Peter Craig was hoping his stopover in Lisbon would just be long enough to share lunch and stories with Ferreira, now chief of the Portuguese Security Service. But a KGB spy, local revolutionaries and the British Defence Attaché’s maverick daughter are all unwittingly conspiring to ruin his day.
Caught between the police, the Embassy and the Kremlin, Craig will need all his bravery and cunning to prevent a diplomatic scandal – and to stay alive.
Praise for Sole Agent
“Mr Benton’s Peter Craig is as resourceful as he is likeable and tough. . . lots of action and some nice, crisp talk.”
– Oxford Times, 30.10.1970

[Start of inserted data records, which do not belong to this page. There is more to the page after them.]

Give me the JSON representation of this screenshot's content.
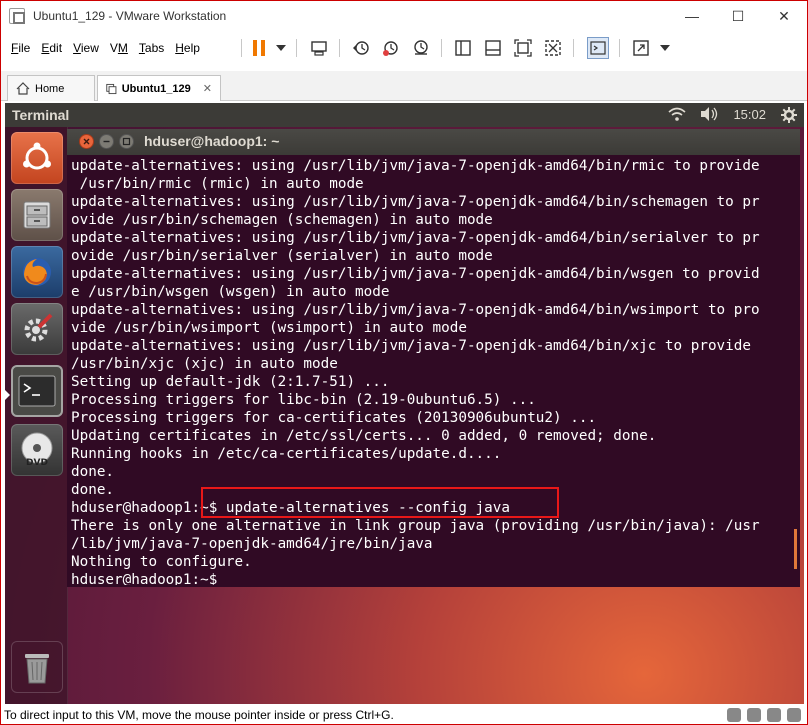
{
  "window": {
    "title": "Ubuntu1_129 - VMware Workstation",
    "controls": {
      "minimize": "—",
      "maximize": "☐",
      "close": "✕"
    }
  },
  "menu": {
    "items": [
      {
        "label": "File",
        "accel": "F"
      },
      {
        "label": "Edit",
        "accel": "E"
      },
      {
        "label": "View",
        "accel": "V"
      },
      {
        "label": "VM",
        "accel": "M"
      },
      {
        "label": "Tabs",
        "accel": "T"
      },
      {
        "label": "Help",
        "accel": "H"
      }
    ]
  },
  "toolbar": {
    "icons": [
      "pause-icon",
      "dropdown-icon",
      "send-ctrl-alt-del-icon",
      "snapshot-icon",
      "revert-snapshot-icon",
      "snapshot-manager-icon",
      "sidebar-icon",
      "thumbnail-icon",
      "fullscreen-icon",
      "unity-icon",
      "console-icon",
      "stretch-icon"
    ]
  },
  "tabs": [
    {
      "label": "Home",
      "icon": "home-icon"
    },
    {
      "label": "Ubuntu1_129",
      "icon": "vm-icon",
      "active": true
    }
  ],
  "guest_panel": {
    "app_name": "Terminal",
    "time": "15:02",
    "icons": [
      "wifi-icon",
      "volume-icon",
      "settings-icon"
    ]
  },
  "launcher": {
    "items": [
      {
        "name": "ubuntu-dash-icon"
      },
      {
        "name": "files-icon"
      },
      {
        "name": "firefox-icon"
      },
      {
        "name": "system-settings-icon"
      },
      {
        "name": "terminal-icon",
        "active": true
      },
      {
        "name": "dvd-icon"
      }
    ],
    "trash": "trash-icon"
  },
  "terminal": {
    "title": "hduser@hadoop1: ~",
    "lines": [
      "update-alternatives: using /usr/lib/jvm/java-7-openjdk-amd64/bin/rmic to provide",
      " /usr/bin/rmic (rmic) in auto mode",
      "update-alternatives: using /usr/lib/jvm/java-7-openjdk-amd64/bin/schemagen to pr",
      "ovide /usr/bin/schemagen (schemagen) in auto mode",
      "update-alternatives: using /usr/lib/jvm/java-7-openjdk-amd64/bin/serialver to pr",
      "ovide /usr/bin/serialver (serialver) in auto mode",
      "update-alternatives: using /usr/lib/jvm/java-7-openjdk-amd64/bin/wsgen to provid",
      "e /usr/bin/wsgen (wsgen) in auto mode",
      "update-alternatives: using /usr/lib/jvm/java-7-openjdk-amd64/bin/wsimport to pro",
      "vide /usr/bin/wsimport (wsimport) in auto mode",
      "update-alternatives: using /usr/lib/jvm/java-7-openjdk-amd64/bin/xjc to provide",
      "/usr/bin/xjc (xjc) in auto mode",
      "Setting up default-jdk (2:1.7-51) ...",
      "Processing triggers for libc-bin (2.19-0ubuntu6.5) ...",
      "Processing triggers for ca-certificates (20130906ubuntu2) ...",
      "Updating certificates in /etc/ssl/certs... 0 added, 0 removed; done.",
      "Running hooks in /etc/ca-certificates/update.d....",
      "done.",
      "done.",
      "hduser@hadoop1:~$ update-alternatives --config java",
      "There is only one alternative in link group java (providing /usr/bin/java): /usr",
      "/lib/jvm/java-7-openjdk-amd64/jre/bin/java",
      "Nothing to configure.",
      "hduser@hadoop1:~$"
    ]
  },
  "statusbar": {
    "text": "To direct input to this VM, move the mouse pointer inside or press Ctrl+G."
  },
  "colors": {
    "terminal_bg": "#300a24",
    "highlight": "#e81818",
    "window_border": "#cc0000"
  }
}
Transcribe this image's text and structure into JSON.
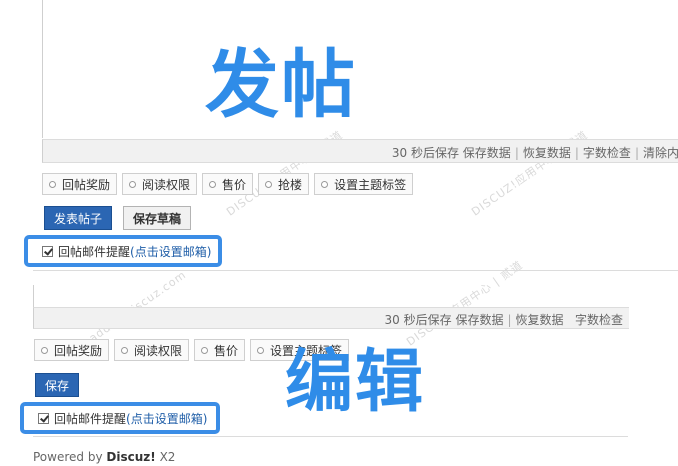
{
  "post_section": {
    "label": "发帖",
    "status_bar": {
      "autosave_text": "30 秒后保存",
      "save_data": "保存数据",
      "restore_data": "恢复数据",
      "word_count": "字数检查",
      "clear": "清除内"
    },
    "tabs": [
      "回帖奖励",
      "阅读权限",
      "售价",
      "抢楼",
      "设置主题标签"
    ],
    "submit_button": "发表帖子",
    "draft_button": "保存草稿",
    "email_reminder": {
      "label": "回帖邮件提醒",
      "link": "(点击设置邮箱)"
    }
  },
  "edit_section": {
    "label": "编辑",
    "status_bar": {
      "autosave_text": "30 秒后保存",
      "save_data": "保存数据",
      "restore_data": "恢复数据",
      "word_count": "字数检查"
    },
    "tabs": [
      "回帖奖励",
      "阅读权限",
      "售价",
      "设置主题标签"
    ],
    "save_button": "保存",
    "email_reminder": {
      "label": "回帖邮件提醒",
      "link": "(点击设置邮箱)"
    }
  },
  "watermarks": [
    "DISCUZ!应用中心 | 贰道",
    "addon.discuz.com"
  ],
  "footer": {
    "powered_by": "Powered by",
    "brand": "Discuz!",
    "version": "X2"
  },
  "colors": {
    "accent": "#2f8ce8",
    "primary_button": "#2b66b3",
    "highlight_border": "#3b8de6"
  }
}
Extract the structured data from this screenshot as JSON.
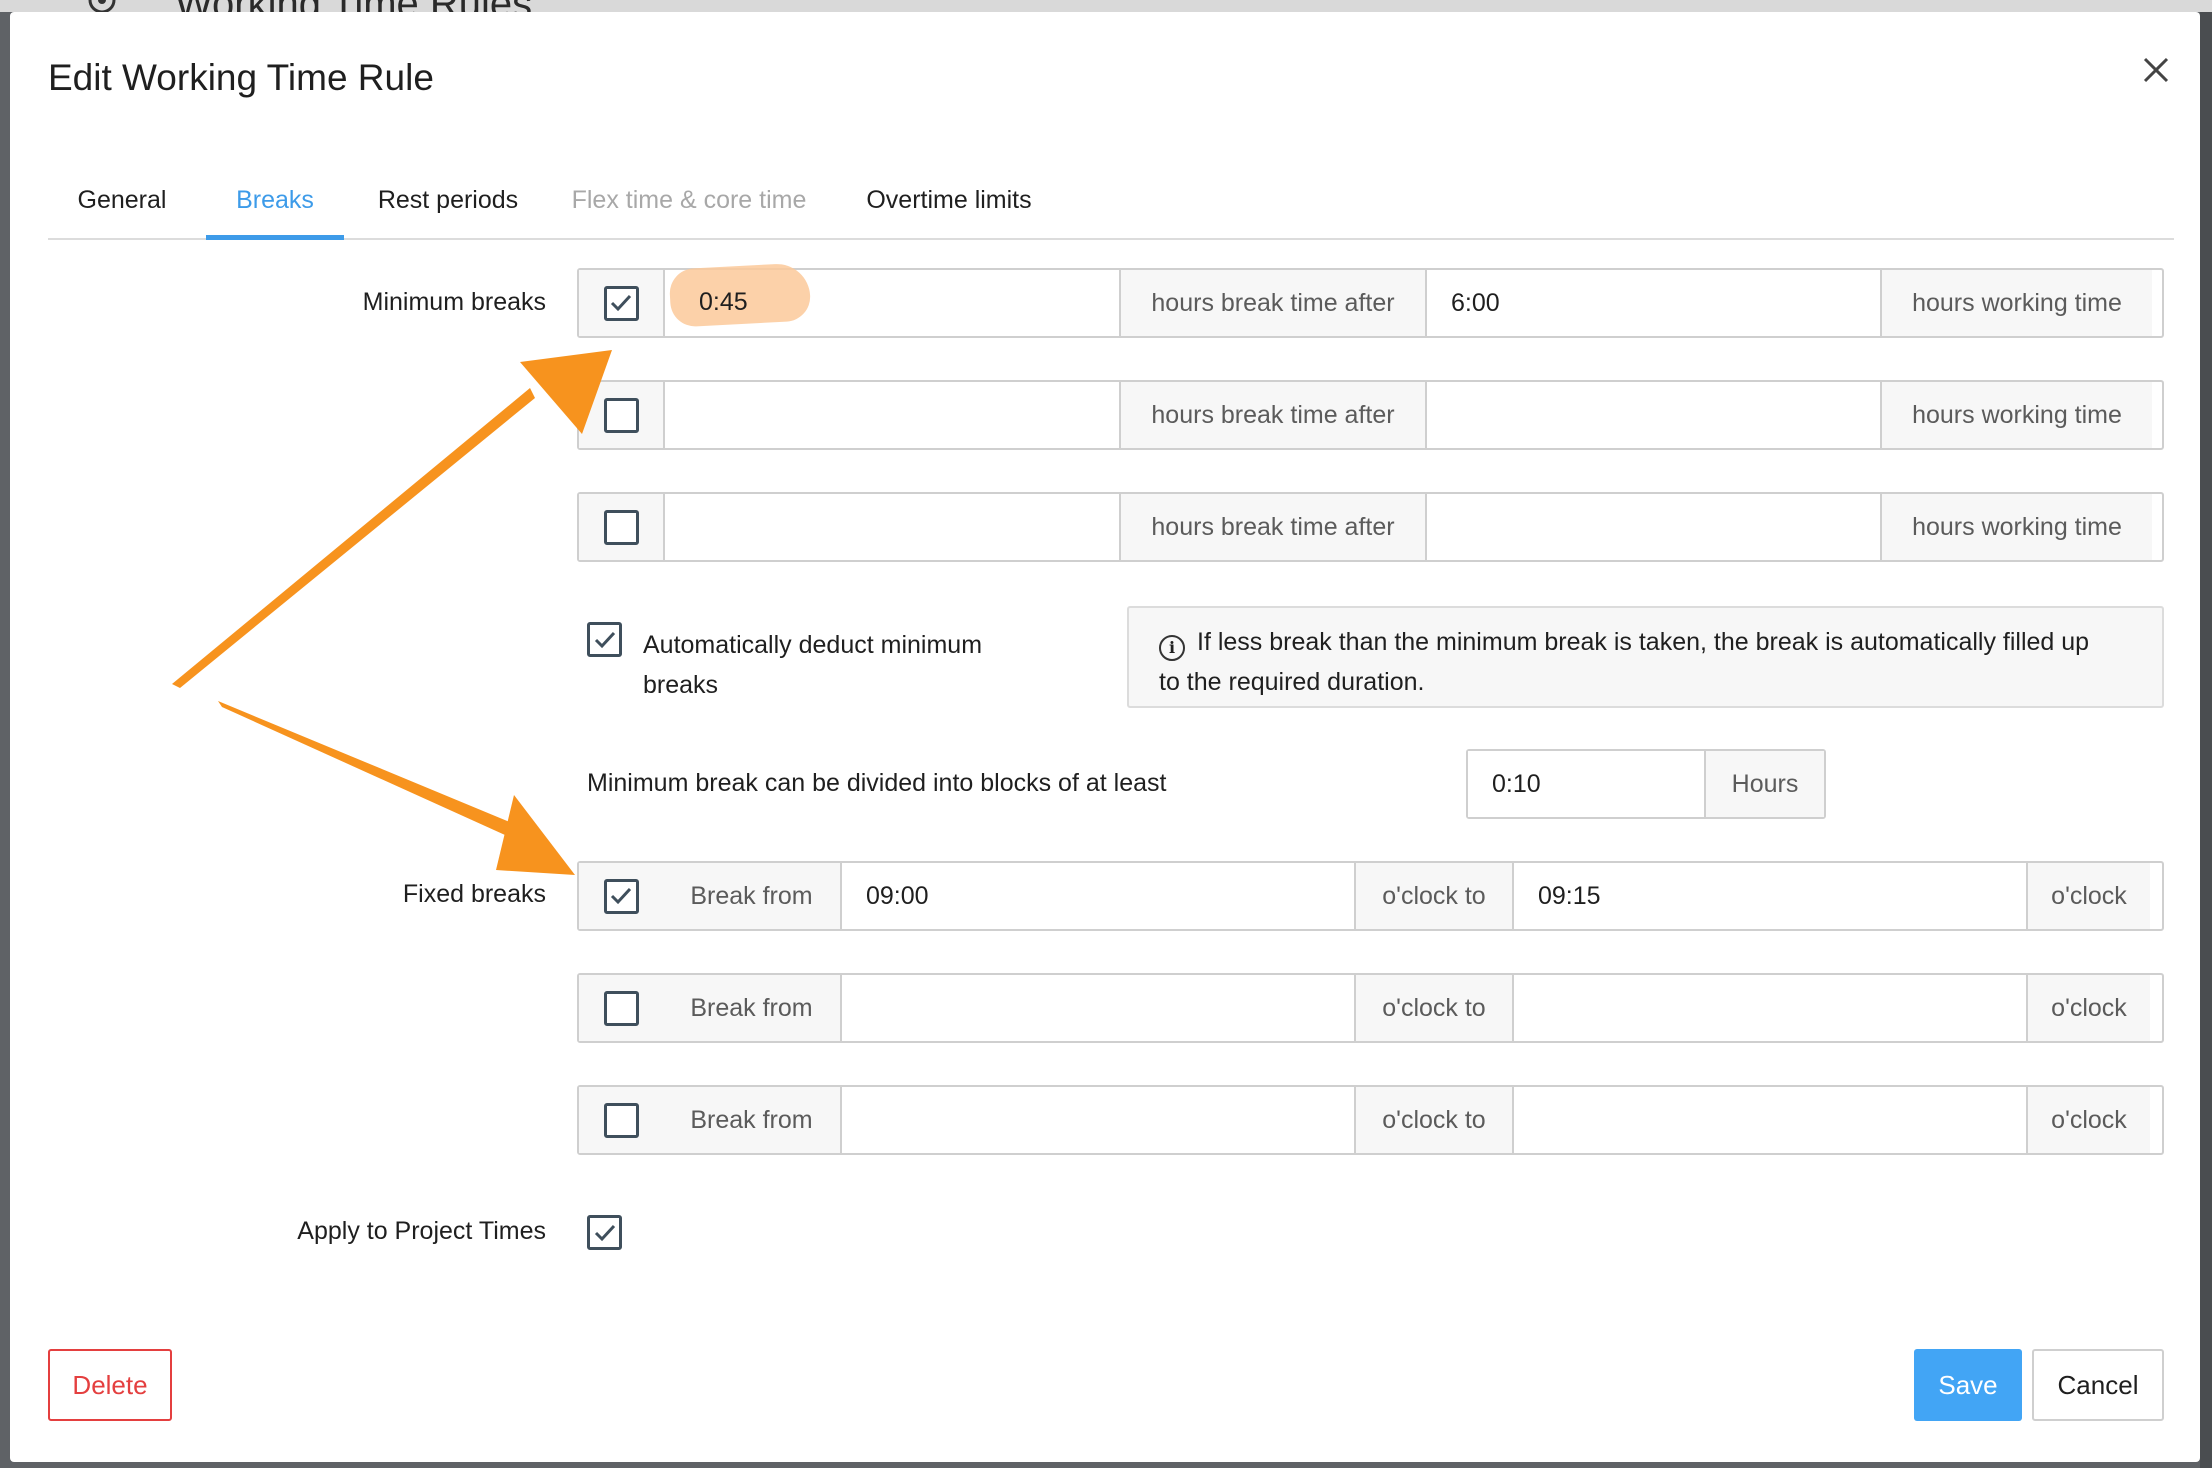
{
  "background": {
    "page_title": "Working Time Rules",
    "gear_icon": "gear-icon"
  },
  "dialog": {
    "title": "Edit Working Time Rule",
    "close_icon": "close-icon"
  },
  "tabs": [
    {
      "label": "General",
      "state": "normal"
    },
    {
      "label": "Breaks",
      "state": "active"
    },
    {
      "label": "Rest periods",
      "state": "normal"
    },
    {
      "label": "Flex time & core time",
      "state": "disabled"
    },
    {
      "label": "Overtime limits",
      "state": "normal"
    }
  ],
  "minimum_breaks": {
    "label": "Minimum breaks",
    "rows": [
      {
        "checked": true,
        "break_value": "0:45",
        "after_text": "hours break time after",
        "working_value": "6:00",
        "working_text": "hours working time"
      },
      {
        "checked": false,
        "break_value": "",
        "after_text": "hours break time after",
        "working_value": "",
        "working_text": "hours working time"
      },
      {
        "checked": false,
        "break_value": "",
        "after_text": "hours break time after",
        "working_value": "",
        "working_text": "hours working time"
      }
    ]
  },
  "auto_deduct": {
    "checked": true,
    "label_line1": "Automatically deduct minimum",
    "label_line2": "breaks",
    "info_icon": "info-icon",
    "info_line1": "If less break than the minimum break is taken, the break is automatically filled up",
    "info_line2": "to the required duration."
  },
  "divide_blocks": {
    "label": "Minimum break can be divided into blocks of at least",
    "value": "0:10",
    "unit": "Hours"
  },
  "fixed_breaks": {
    "label": "Fixed breaks",
    "rows": [
      {
        "checked": true,
        "from_text": "Break from",
        "from_value": "09:00",
        "to_text": "o'clock to",
        "to_value": "09:15",
        "end_text": "o'clock"
      },
      {
        "checked": false,
        "from_text": "Break from",
        "from_value": "",
        "to_text": "o'clock to",
        "to_value": "",
        "end_text": "o'clock"
      },
      {
        "checked": false,
        "from_text": "Break from",
        "from_value": "",
        "to_text": "o'clock to",
        "to_value": "",
        "end_text": "o'clock"
      }
    ]
  },
  "apply_project": {
    "label": "Apply to Project Times",
    "checked": true
  },
  "footer": {
    "delete_label": "Delete",
    "save_label": "Save",
    "cancel_label": "Cancel"
  },
  "colors": {
    "accent": "#42a5f5",
    "tab_active": "#3d9be9",
    "danger": "#e43f3f",
    "annotation_arrow": "#f7931e",
    "highlight": "#fcc99a"
  }
}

“If you missed meeting Peter Craig in the earlier Spy in Chancery, you can correct the oversight by making his acquaintance in Sole Agent. The creation of Englishman Kenneth Benton, a former Foreign Office and counterintelligence man, Craig is an overseas police advisor to Britain’s diplomatic corps.
This low-key, intelligent sleuth-agent never seems to have a moment to himself. In Spy in Chancery, he had to dig out a secret-stealer while attending an Interpol conference in Rome. In this one, he must interrupt a vacation cruise to find the missing daughter of an aide at the British Embassy in Lisbon.
The vanished young lady is a headstrong, provocative, permissive beauty, who’s gotten herself entangled in political subversion in Portugal, and in espionage for the Soviets. To protect the relations between Her Majesty’s Government and Lisbon, Craig must find the errant lass before the Portuguese police do.
Though this Craig adventure is too talky at times, it does have several good action sequences. And, as always, Benton’s strong point is interesting insights into international diplomacy, embassy life and embassy types.”
– Buffalo, NY News 5.4.1975
“International indiscretions in Lisbon, with an intriguing mixture of Russian spies, Portuguese secret police and ingenuous revolutionary groups.”
– Glasgow Herald, 17.1.1971
“An exciting and determinedly topical spy novella set in recent Portugal.”
– The Scotsman, 1971
“Competent and tense to the last page.”
– Belfast Telegraph, 1971